This is not a music review. If you’re looking for a song-by-song breakdown, I will refer you to the excellent work on this very site by Guy Forget and Aaron Hawley. This is not a review at all. This is a thank you letter. Trey had his list at the end of the final set and I have mine. Some of them overlap, but many do not.
Let’s start with the man who made it all happen: Thank you Watkin’s Glen president Michael Printup. I’ll admit, I haven’t always been a fan. Your desperate publicity whoring and smarmy twitter picture made you seem like some sort of forgotten David Mamet character (with a far worse command of the English language). Some of us were worried that you might crash your own party for publicity purposes, perhaps while driving around the festival grounds in a car shaped like your giant head, a’la Eddie Murphey. Thankfully you did not. We appreciate it.
Thank you Lars Fisk and all the artists who designed the festival, especially the ones responsible for the human hamster wheel. You provided hours of entertainment. The only thing more fun than looking like a complete idiot on a hamster wheel is watching other, even more intoxicated people, look like idiots on a hamster wheel. Whoever conceptualized this is an artistic genius and should be given millions of dollars or, at the very least, a merit badge.

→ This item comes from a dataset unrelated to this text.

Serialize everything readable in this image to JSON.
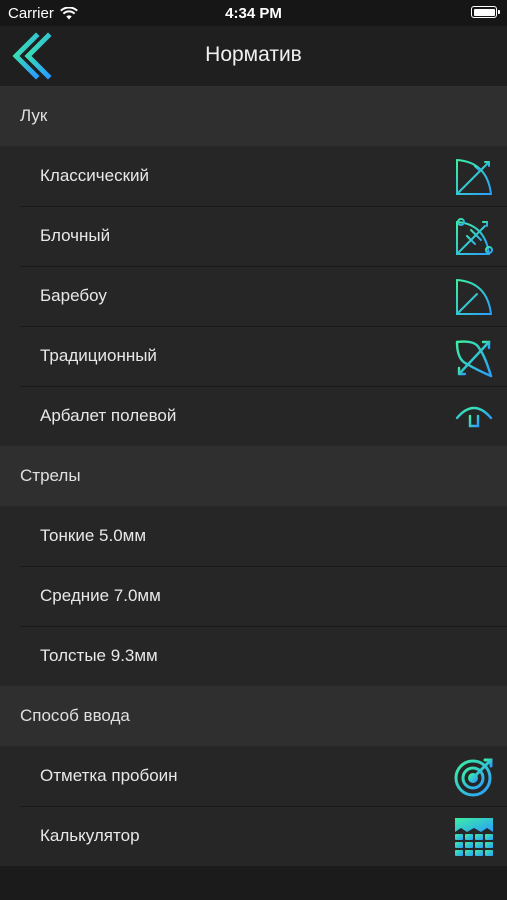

Thank you all the people who beat me in the 101st Memorial Runaway Jim 5k. These people include, but are not nearly limited to: A naked guy, a man in a Vegi-Tales outfit, a man carrying a large boombox on his shoulder, a four-year old, a baby, a mother pushing said baby in a stroller, a guy smoking a cigar and a whole bunch of fat guys. It’s not often that comparing myself to other Phish fans motivates me to get in better shape.
Thank you anyone who sprayed me with a water gun. You not only cooled me down, you also had the courtesy to not dose rape me with liquid acid while doing so. Thanks a lot, bro.
Thank you bathroom attendants. Before the first set began, my girlfriend said “If the music is anywhere as good as the toilets, we are in luck”. The jury is still out on that one. You were even better at your jobs than the hamster people. I’m awarding you two merit badges.
Thank you to our neighbors in the SUV with the DMB bumper sticker blasting your favorite live versions of Heavy Things and Sample all hours of the night. Every good story needs a villain and you provided ours. I hope your crocheted tie die frisbee got stuck in your wheel joints on the way home and all that’s left of your crew is a smoldering Under the Table and Dreaming CD insert. You suck.
Thank you What Cheer? Brigade. You guys fucking rocked. Your Ferris Wheel mini-set greeted us when we entered the festival grounds and set the mood for the whole weekend. Your other sets after the shows, when you let fans circle around and mix right in with you without any security, were fantastic. Everyone was hoping you would play with Phish, yet no one was disappointed when you didn’t. That’s not a knock on you, it just shows how amazing of a weekend it was.
Thank you to the fans watching the Runaway 5k and making wisecracks, some of which were genuinely hilarious. I’d like to offer a particularly special merit badge to the guys that kept yelling “Hurry up, your baby is beating you!” to the stroller-pushing mom referenced above.
Thank you to the fans in general. I never felt better about Phish nation. It was the best combination of old and new energies, each equally enthusiastic. There were less annoying signs and incessant talkers than I’ve seen in a while (aside from the gent in the “Molly is a Slut” shirt that kept wanting to show me a picture of his friend’s languedoc and seemed genuinely perplexed when I chose to concentrate on the ASIHTOS jam instead of him). Most people were tapped into the music, thrilled to be there and generous to those around them. Even before the secret set, when people were antsy and easily could have gotten out of control, everyone was chill. Maybe getting older isn’t such a bad thing.
Thank you Phish. Your attention to detail, on every level, is inspiring. Musically and otherwise, the festival embodied that mixture of meticulous craftsmanship, risk-taking, spontaneity and humor that you embody so well. There was a prevalent feeling that anything could truly happen at anytime, whether on stage or off. In this era of blogging/tweeting/streaming fans, that is a very difficult thing to accomplish. Thank you for caring enough to keep us guessing.
Finally, thank you real world. If we didn’t have you hanging over us all the time, we would never appreciate how amazing it feels to get away from you. You’re what drives us to these shows and festivals and what makes us enjoy each and every moment when we’re there. And then, when we return home to you, we somehow appreciate what you have to offer even more. That is, until the Leg II rolls around.